In the upcoming Northampton County Municipal Election on Nov. 2, Democrat J. William Reynolds and Republican John Kachmar are running against each other for the position of mayor of Bethlehem.
Both candidates are Bethlehem natives with differing plans for the city.
Reynolds has sat on Bethlehem’s City Council since 2008 when he was elected as the city’s youngest councilmember. He also held the title of city council president from 2014 to 2018. Reynolds said he prides himself on the work he has done on the Climate Action Plan and the North Side 2027 neighborhood revitalization plan.
Reynolds said job creation, economic revitalization, sustainability and neighborhood investment are the areas he is focusing on in his campaign for mayor. He said he is looking forward to a reimagined city that will maintain the high quality of life that Bethlehem currently offers.
Kachmar is a Vietnam veteran who served in the Marine Corps. During his professional career, he was the founding executive director of Lehigh Valley Manpower, which is now known as the Workforce Development Board. He said he has also held municipal and county administrator positions in five different states: Pennsylvania, Minnesota, Maryland, South Carolina and Georgia, throughout his career.
Kachmar’s campaign website said he is campaigning with a focus on “sound fiscal management, low taxes, business growth and delivery of efficient city services.” He said he takes issue with the current leadership in city hall and wants to focus on the present problems he recognizes in Bethlehem before investing in new ones.
In an interview with The Brown and White, Reynolds said the pandemic has drawn attention to systemic issues in certain areas in Bethlehem, such as healthcare systems and access to technology.

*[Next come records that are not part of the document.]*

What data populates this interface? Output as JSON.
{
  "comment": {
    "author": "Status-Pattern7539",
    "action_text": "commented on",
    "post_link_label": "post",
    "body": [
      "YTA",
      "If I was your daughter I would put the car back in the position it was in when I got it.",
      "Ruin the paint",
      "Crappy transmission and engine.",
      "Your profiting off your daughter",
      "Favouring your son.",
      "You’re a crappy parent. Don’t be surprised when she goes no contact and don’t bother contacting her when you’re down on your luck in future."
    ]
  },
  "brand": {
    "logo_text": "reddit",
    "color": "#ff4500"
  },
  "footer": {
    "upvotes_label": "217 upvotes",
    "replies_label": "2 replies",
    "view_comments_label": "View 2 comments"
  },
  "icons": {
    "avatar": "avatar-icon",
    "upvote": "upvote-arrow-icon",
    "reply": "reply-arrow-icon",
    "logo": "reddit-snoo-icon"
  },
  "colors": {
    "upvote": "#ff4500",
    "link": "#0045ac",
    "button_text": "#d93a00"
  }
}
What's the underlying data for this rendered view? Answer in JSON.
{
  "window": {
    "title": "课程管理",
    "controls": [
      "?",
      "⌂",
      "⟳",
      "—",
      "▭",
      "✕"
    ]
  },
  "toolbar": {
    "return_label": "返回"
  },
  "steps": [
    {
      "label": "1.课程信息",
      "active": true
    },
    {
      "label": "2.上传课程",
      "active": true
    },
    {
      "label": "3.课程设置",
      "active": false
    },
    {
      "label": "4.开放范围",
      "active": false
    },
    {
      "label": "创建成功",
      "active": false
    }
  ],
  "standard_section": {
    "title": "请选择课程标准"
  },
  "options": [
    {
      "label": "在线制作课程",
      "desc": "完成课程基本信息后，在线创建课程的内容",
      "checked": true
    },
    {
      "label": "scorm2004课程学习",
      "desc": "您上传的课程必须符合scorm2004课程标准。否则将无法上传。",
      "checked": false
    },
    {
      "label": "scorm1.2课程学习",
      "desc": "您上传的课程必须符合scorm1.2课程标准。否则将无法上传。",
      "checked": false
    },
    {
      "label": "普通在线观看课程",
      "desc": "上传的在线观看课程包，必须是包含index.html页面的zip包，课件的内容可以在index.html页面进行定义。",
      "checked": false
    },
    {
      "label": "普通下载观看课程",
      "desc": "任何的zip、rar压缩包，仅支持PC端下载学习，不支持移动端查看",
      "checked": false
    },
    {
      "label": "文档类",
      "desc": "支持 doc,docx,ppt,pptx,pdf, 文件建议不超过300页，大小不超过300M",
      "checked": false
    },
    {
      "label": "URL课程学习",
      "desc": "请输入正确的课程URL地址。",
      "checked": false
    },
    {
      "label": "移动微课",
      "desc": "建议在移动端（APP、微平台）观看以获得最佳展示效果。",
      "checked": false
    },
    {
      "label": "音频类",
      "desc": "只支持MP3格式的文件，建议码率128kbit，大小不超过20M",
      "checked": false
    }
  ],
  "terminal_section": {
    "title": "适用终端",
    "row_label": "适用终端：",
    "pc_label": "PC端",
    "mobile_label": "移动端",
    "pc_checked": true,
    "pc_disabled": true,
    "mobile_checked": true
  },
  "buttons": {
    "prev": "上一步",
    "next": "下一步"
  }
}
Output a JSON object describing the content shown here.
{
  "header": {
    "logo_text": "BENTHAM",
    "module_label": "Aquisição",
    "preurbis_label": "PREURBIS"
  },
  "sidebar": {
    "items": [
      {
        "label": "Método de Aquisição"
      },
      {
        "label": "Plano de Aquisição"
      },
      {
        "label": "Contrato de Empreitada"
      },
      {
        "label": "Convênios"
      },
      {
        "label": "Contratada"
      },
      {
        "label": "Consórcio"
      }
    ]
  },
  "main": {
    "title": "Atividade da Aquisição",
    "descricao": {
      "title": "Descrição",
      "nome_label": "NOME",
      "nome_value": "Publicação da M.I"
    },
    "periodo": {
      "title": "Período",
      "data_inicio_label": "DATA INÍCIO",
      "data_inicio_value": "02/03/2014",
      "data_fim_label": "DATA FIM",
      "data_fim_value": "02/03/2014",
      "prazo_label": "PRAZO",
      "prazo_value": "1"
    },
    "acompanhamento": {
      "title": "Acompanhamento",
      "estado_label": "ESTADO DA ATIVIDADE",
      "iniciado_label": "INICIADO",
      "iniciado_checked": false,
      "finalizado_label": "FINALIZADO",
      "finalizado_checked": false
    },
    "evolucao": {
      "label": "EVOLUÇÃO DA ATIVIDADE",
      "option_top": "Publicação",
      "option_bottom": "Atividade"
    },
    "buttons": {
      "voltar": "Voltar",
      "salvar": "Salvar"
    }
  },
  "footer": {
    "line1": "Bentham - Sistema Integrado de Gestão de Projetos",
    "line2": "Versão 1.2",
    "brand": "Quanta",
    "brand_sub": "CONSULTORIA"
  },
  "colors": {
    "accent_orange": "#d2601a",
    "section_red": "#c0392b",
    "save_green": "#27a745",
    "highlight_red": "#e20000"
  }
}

“I think one of the things that we need to do as we exit the pandemic is to build a more equitable Bethlehem,” Reynolds said.
Reynolds said he prides himself on the economic revitalization work he has done while on city council. He said he wants to continue this work in order to invest in Bethlehem neighborhoods, families and businesses.
Reynolds said in the past, the city has used public economic development incentives to work with private investors to put properties back on the tax rolls to create jobs, which is something he plans to continue.
Another part of this mission is bringing people to the downtown sectors of Bethlehem to support the city’s small businesses, he said. Reynold emphasized the importance of partnership within the city to bring together different groups and institutions in order to achieve common goals.
Kachmar is running for mayor as a concerned citizen who wants “balance and fairness,” he said. Being 73, he said he is not interested in starting a political career. Rather, he said he is interested in providing a Republican perspective in a position that has been Democratic for the past 25 years.
Kachmar said he takes issue with the city’s financial insecurity and tax increases. He said he wants to limit revenue hunting to maintain Bethlehem’s history.
“Let’s not forget our history from the early 1600s,” Kachmar said, “And, let’s not invade those spaces that are historically prominent.”
When speaking on public safety, he addressed past city council conversations on defunding the Bethlehem police, calling them “foolish.”
The mayoral candidate shared his idea for an economic development partnership to include a relationship between the public and private sectors of Bethlehem. He emphasized this would be done without tax dollars.
Lehigh professor of political science and the environmental initiative, Breena Holland, spoke on the importance of becoming informed on political issues and getting involved in local elections like this one.
“I don’t think voting is enough,” Holland said.
She said she has been involved in local politics, mainly surrounding environmental issues, for the past 10 years. In her classroom, Holland engages her students with local environmental policy through projects and research.
She said students need to get involved by understanding the policy politicians are promoting. Local elections give students the opportunity to have a bigger impact, she said.
“The thing that’s really different about local politics than national politics is that you can actually get access to these people and show up to local meetings,” Holland said, “The sooner you learn about the issues, and see the problems that need to be addressed, so you can vote in informed ways, the better.”